She gatecrashed. The party was held near her flat and she insisted the noise made it impossible to sleep. I remember watching this blonde woman march up to the PR. "Hmm," I thought. "She's a piece of work." I made a mental note to avoid her.
But to my amazement, Helen came up to me and said: "You look as if you're over 38 and have something to say for yourself." She gestured at the room of gorgeous 20-somethings and grimaced.
That was it, we were off. We talked, danced and put the world to rights.
Since then, I've gone on trips with Helen and her husband and daughter, sunk illicit cocktails and seen her "off-duty" without make-up. I love the way she is kind to waiters and shop assistants, and is always punctual (unlike me).

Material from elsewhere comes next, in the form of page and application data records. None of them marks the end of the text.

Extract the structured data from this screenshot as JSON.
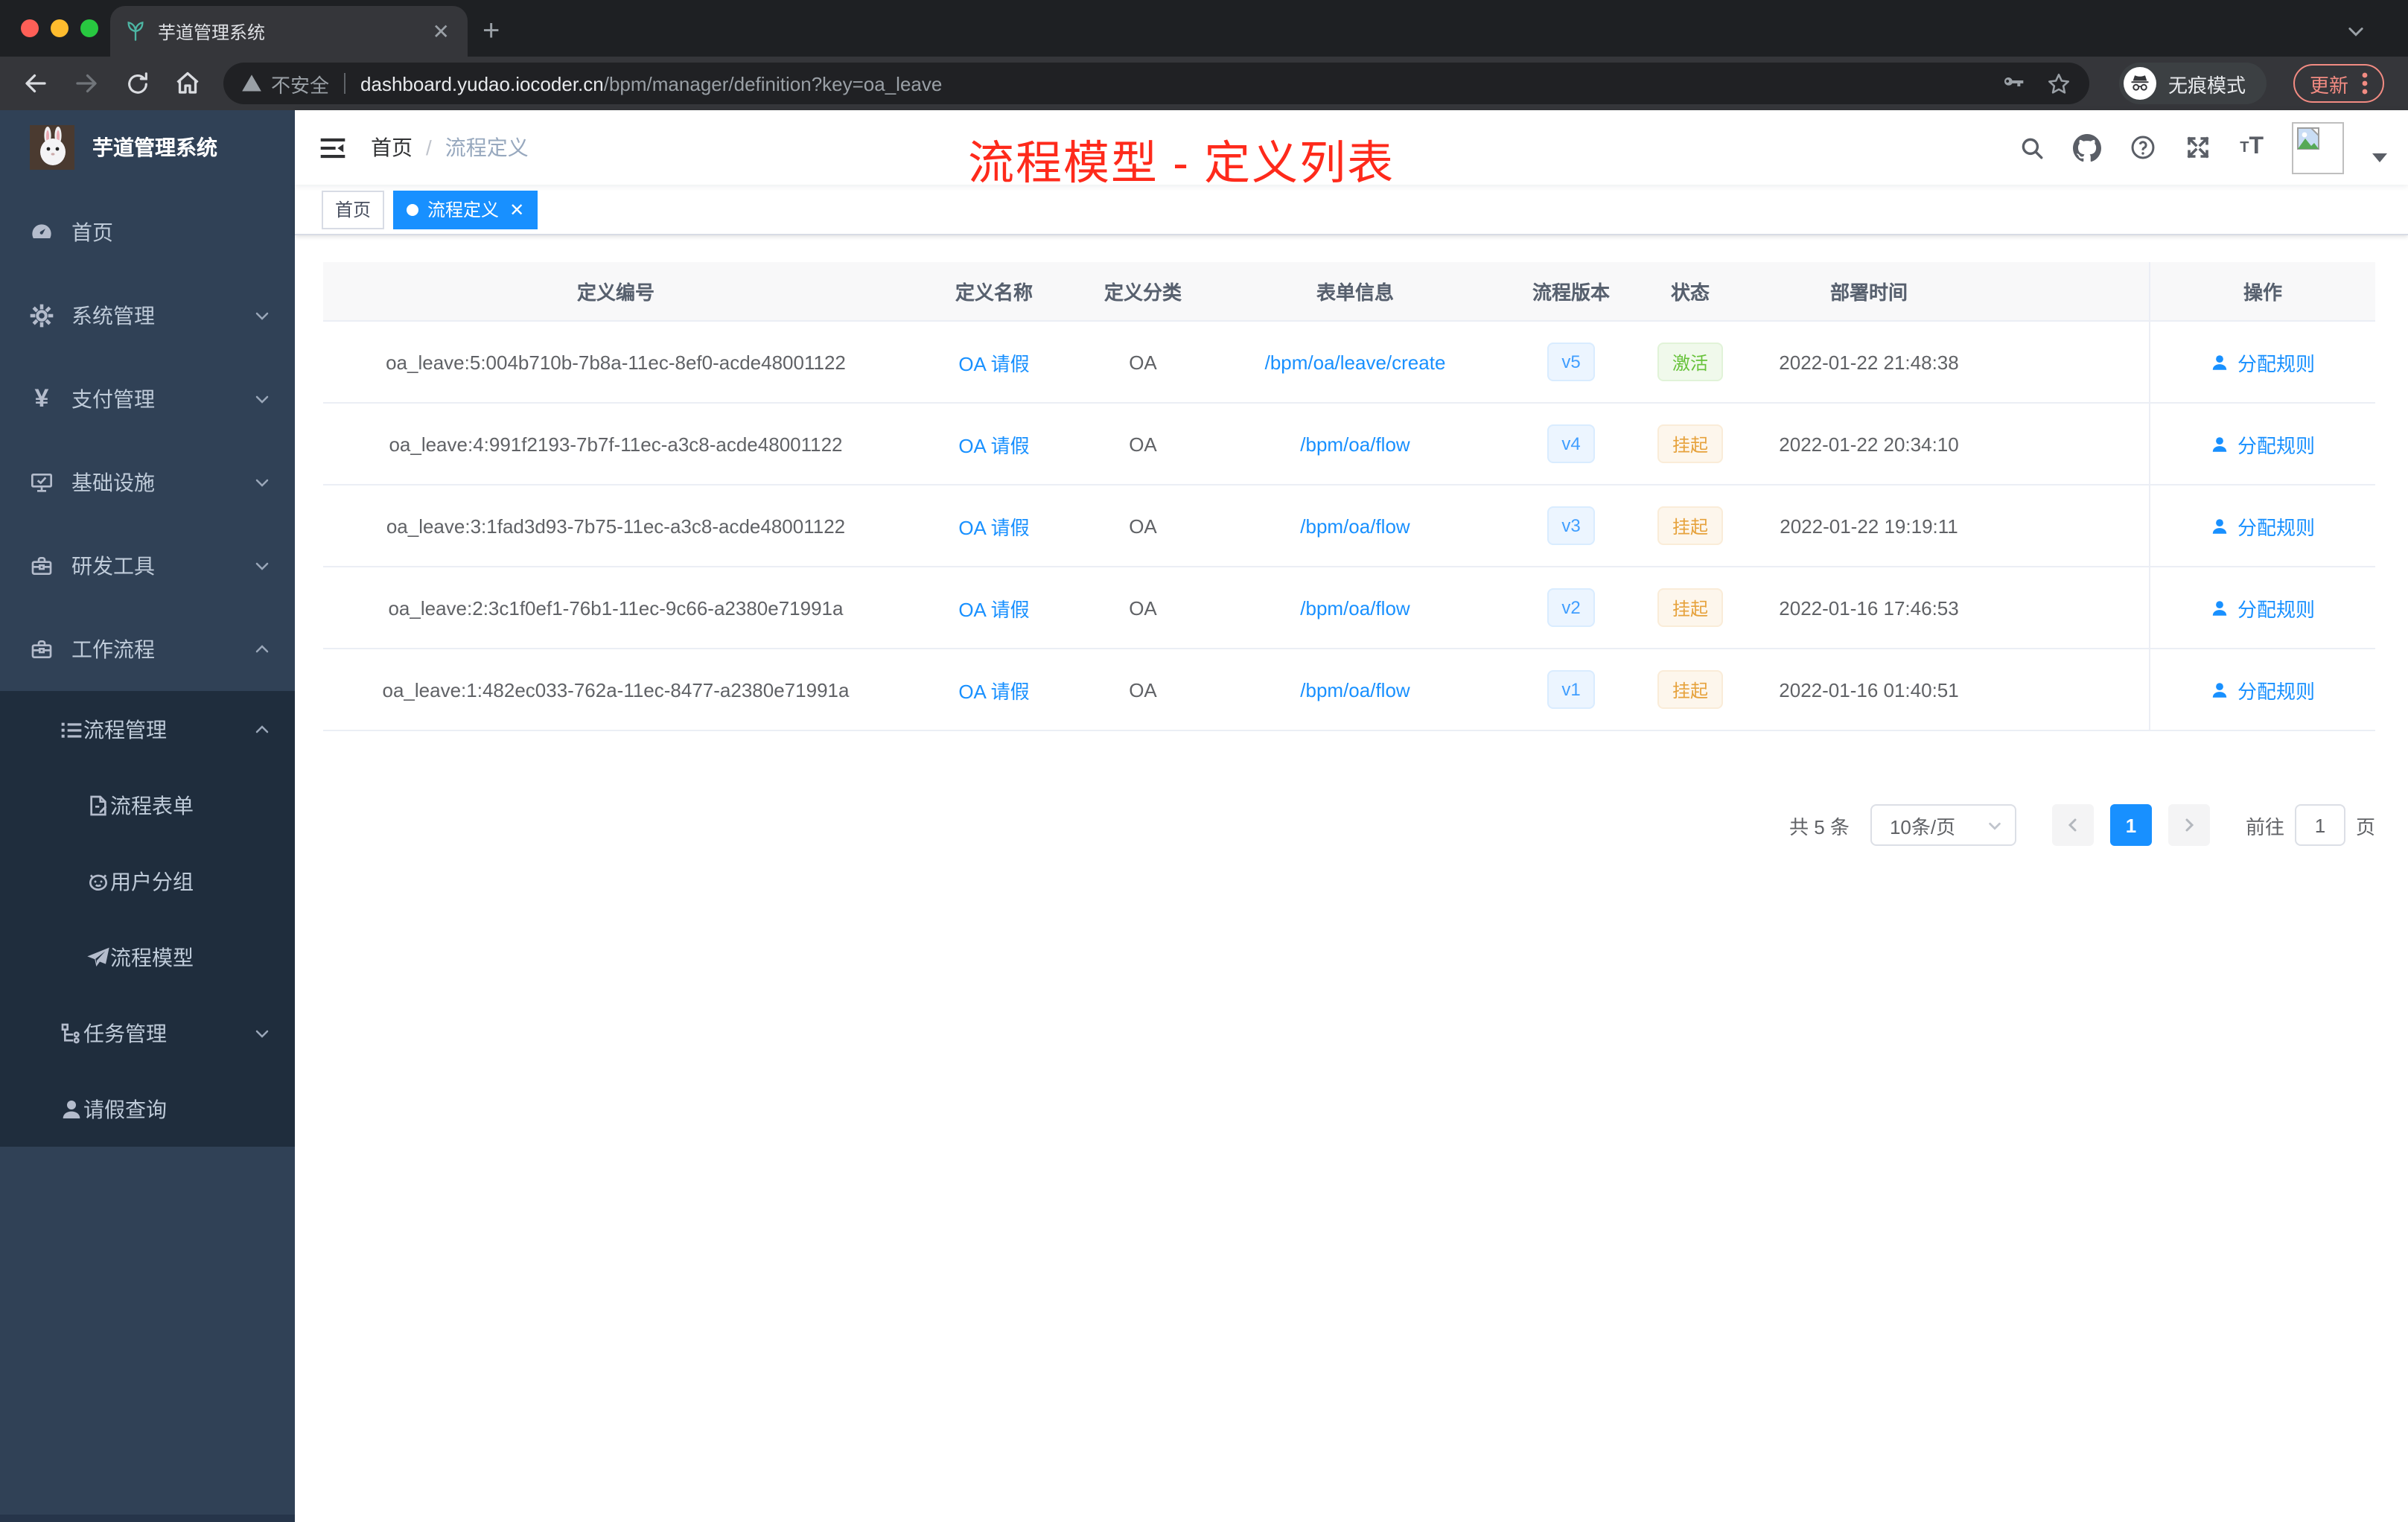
{
  "browser": {
    "tab_title": "芋道管理系统",
    "security_label": "不安全",
    "url_domain": "dashboard.yudao.iocoder.cn",
    "url_path": "/bpm/manager/definition?key=oa_leave",
    "incognito_label": "无痕模式",
    "update_label": "更新"
  },
  "annotation": {
    "title": "流程模型 - 定义列表",
    "color": "#fe2a1b"
  },
  "sidebar": {
    "app_title": "芋道管理系统",
    "items": [
      {
        "label": "首页",
        "icon": "dashboard-icon"
      },
      {
        "label": "系统管理",
        "icon": "gear-icon",
        "arrow": "down"
      },
      {
        "label": "支付管理",
        "icon": "yen-icon",
        "arrow": "down"
      },
      {
        "label": "基础设施",
        "icon": "monitor-icon",
        "arrow": "down"
      },
      {
        "label": "研发工具",
        "icon": "toolbox-icon",
        "arrow": "down"
      },
      {
        "label": "工作流程",
        "icon": "briefcase-icon",
        "arrow": "up"
      },
      {
        "label": "流程管理",
        "icon": "list-icon",
        "arrow": "up"
      },
      {
        "label": "流程表单",
        "icon": "form-icon"
      },
      {
        "label": "用户分组",
        "icon": "robot-icon"
      },
      {
        "label": "流程模型",
        "icon": "paper-plane-icon"
      },
      {
        "label": "任务管理",
        "icon": "tree-icon",
        "arrow": "down"
      },
      {
        "label": "请假查询",
        "icon": "user-icon"
      }
    ]
  },
  "navbar": {
    "breadcrumb_home": "首页",
    "breadcrumb_separator": "/",
    "breadcrumb_current": "流程定义"
  },
  "tags": {
    "home": "首页",
    "current": "流程定义"
  },
  "table": {
    "headers": [
      "定义编号",
      "定义名称",
      "定义分类",
      "表单信息",
      "流程版本",
      "状态",
      "部署时间",
      "操作"
    ],
    "rows": [
      {
        "id": "oa_leave:5:004b710b-7b8a-11ec-8ef0-acde48001122",
        "name": "OA 请假",
        "category": "OA",
        "form": "/bpm/oa/leave/create",
        "version": "v5",
        "status": "激活",
        "status_type": "success",
        "deploy_time": "2022-01-22 21:48:38",
        "action": "分配规则"
      },
      {
        "id": "oa_leave:4:991f2193-7b7f-11ec-a3c8-acde48001122",
        "name": "OA 请假",
        "category": "OA",
        "form": "/bpm/oa/flow",
        "version": "v4",
        "status": "挂起",
        "status_type": "warning",
        "deploy_time": "2022-01-22 20:34:10",
        "action": "分配规则"
      },
      {
        "id": "oa_leave:3:1fad3d93-7b75-11ec-a3c8-acde48001122",
        "name": "OA 请假",
        "category": "OA",
        "form": "/bpm/oa/flow",
        "version": "v3",
        "status": "挂起",
        "status_type": "warning",
        "deploy_time": "2022-01-22 19:19:11",
        "action": "分配规则"
      },
      {
        "id": "oa_leave:2:3c1f0ef1-76b1-11ec-9c66-a2380e71991a",
        "name": "OA 请假",
        "category": "OA",
        "form": "/bpm/oa/flow",
        "version": "v2",
        "status": "挂起",
        "status_type": "warning",
        "deploy_time": "2022-01-16 17:46:53",
        "action": "分配规则"
      },
      {
        "id": "oa_leave:1:482ec033-762a-11ec-8477-a2380e71991a",
        "name": "OA 请假",
        "category": "OA",
        "form": "/bpm/oa/flow",
        "version": "v1",
        "status": "挂起",
        "status_type": "warning",
        "deploy_time": "2022-01-16 01:40:51",
        "action": "分配规则"
      }
    ]
  },
  "pagination": {
    "total": "共 5 条",
    "page_size": "10条/页",
    "page": "1",
    "goto_label": "前往",
    "goto_value": "1",
    "page_unit": "页"
  },
  "colors": {
    "accent": "#1890ff",
    "success": "#67c23a",
    "warning": "#e6a23c",
    "sidebar_bg": "#304156",
    "submenu_bg": "#1f2d3d"
  }
}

When men get too attentive, she waves them in my direction (funnily enough, they are not always as smitten by me). I do notice women checking out Helen's appearance. Mostly they're amazed at how friendly she is, though an envious friend once asked: "Helen is a secretary, isn't she?" Actually, no, she heads her own music recruitment business. Clearly the "pretty privilege" can also invite prejudice.
Anyway, I know how much work it takes to look like Helen – she exercises with a trainer, eats sparingly, takes great care of her wardrobe. And over the years I've understood she has vulnerabilities, too. They used to call her "wax work" at school because she was too well made-up. Adopted as a baby, she adores her parents but knows how it feels to be an outsider.
Being friends with her has taught me a grown-up lesson. Yes, beauty gets you into the room, but after that, you're on your own. It's hard work and kindness that really propel people up the ladder.
As for our holiday, I'll pack my most flattering swimming costume, get a spray tan and a blow-dry and blitz Pilates before we go. But my greatest asset will be my lovely friend.
This article appears in Sunday Life magazine within the Sun-Herald and the Sunday Age on sale December 9.